Vermont and New Hampshire. Lou Stutzke said one contestant had
come from Maryland.
Vergennes, Vt. fisherman Daniel Barrows said he had heard about
the event from his friend, Gary Varmentte, in Crown Point, Essex
County, while Varmentte said he had heard about it from a friend
"Fishermen chit-chat," said Barrows, who left at 1 a.m.
and survived a vehicle breakdown before he made it to the event's
staging location at Lanzi's on the Lake. "They spread the
Ross said organizers had distributed 3,000 fliers advertising
the event, and said tournament organizers had to turn away hundreds
who attempted to sign up after the 1,000 slots had already been
filled. Even with the big numbers, participants praised the tournament's
"As a fishing event, it was very good," said Barrows,
who also fishes often at Tupper Lake. "It was very well organized."
"Couldn't be better," said Ross, as he surveyed the
final participants coming in to the weighing tent on the ice below
Lanzi's. "Everything went right as planned."
Lou Stutzke said credit for the event's smooth operation was also
due to roughly 35 volunteers who patrolled the lake to ensure everyone
was obeying the rules. He praised the state Department of Energy
Conservation for allowing municipalities around the lake to plow
their boat launches, and lauded the towns of Northampton, Mayfield,
Broadalbin and Edinburg for plowing them to allow contestants easy
access to the lake.
Not all aspects of the program were fishing related. Organizers
raffled two all-terrain vehicles and two snowmobiles as well as
power augers and gift certificates from local restaurants. A table
inside the weighing tent held trays filled with hot dogs, chili
and pulled pork, and a line containing hungry patrons consistently
snaked through the tent. Others stopped by to admire the biggest
fish caught during the day as they swam around in a tank.
Edinburg resident Jeremy Baldwin, who caught the day's biggest
fish, called his achievement "long overdue."
Baldwin has been fishing since he was two, but has never won a

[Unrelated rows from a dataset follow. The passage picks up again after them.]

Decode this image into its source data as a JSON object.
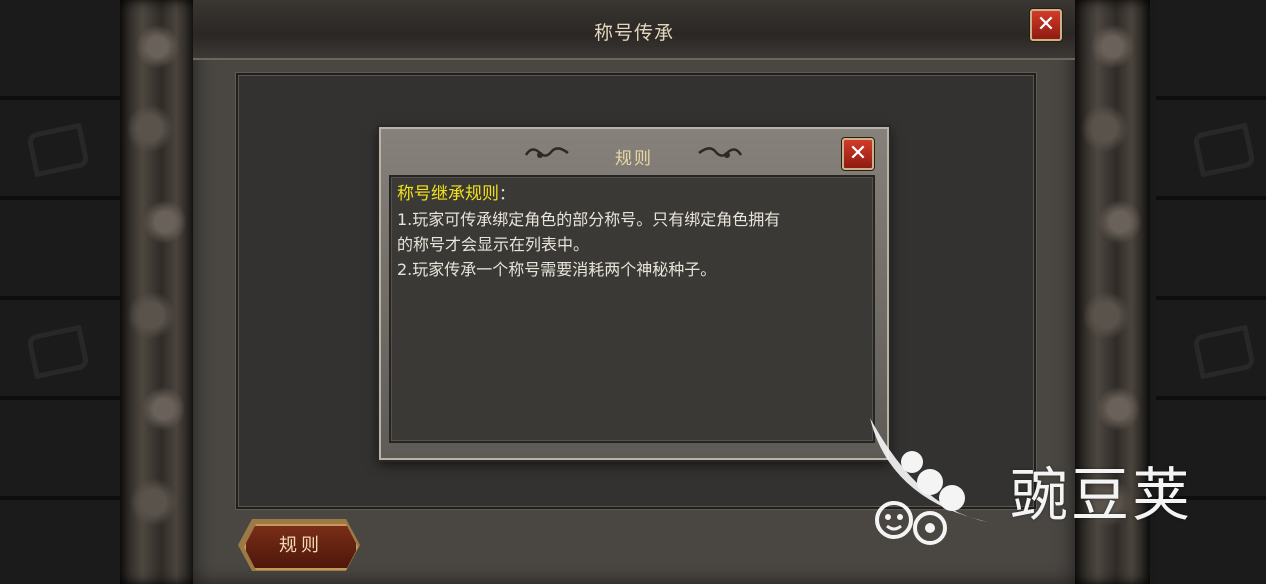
{
  "main_window": {
    "title": "称号传承",
    "close_icon": "✕",
    "rules_button_label": "规则"
  },
  "rules_dialog": {
    "title": "规则",
    "close_icon": "✕",
    "heading": "称号继承规则",
    "heading_suffix": "：",
    "lines": [
      "1.玩家可传承绑定角色的部分称号。只有绑定角色拥有",
      "的称号才会显示在列表中。",
      "2.玩家传承一个称号需要消耗两个神秘种子。"
    ]
  },
  "watermark": {
    "text": "豌豆荚",
    "logo_icon": "pea-pod-logo"
  },
  "colors": {
    "heading": "#f2e11a",
    "close_button": "#c0301f",
    "body_text": "#e9e4da"
  }
}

competition outright. His fish weighed in at 6.1 pounds and was
27 inches long.
"It's awesome," he said. "Pretty much, we were
expecting to catch some 17-inch fish or something like that, but
nothing that big."
The Great Sacandaga Lake Fisheries Federation, which stocks the
lake with fish each year, received a $2,000 check from the event.
Federation Chairman Randy Gardinier said analyzing the walleyes
that came in throughout the day was, for him, more than just pure
"It kind of gives you an idea of the overall health of the
lake," he said.
Next year, Stutzke said, he hopes to have two weigh stations and
an unlimited number of entrants, which would be welcome to some
at the event who complained about the long distance they had to
travel to weigh their fish at Lanzi's.
Still, those who spend plenty of time around the lake were pleased
with the way things went.
"It brought a lot of people in from all areas, people who
might not come here [otherwise]," said Gardinier. "There's
Zach Subar covers rural Fulton County news. He can be reached
to The Leader Herald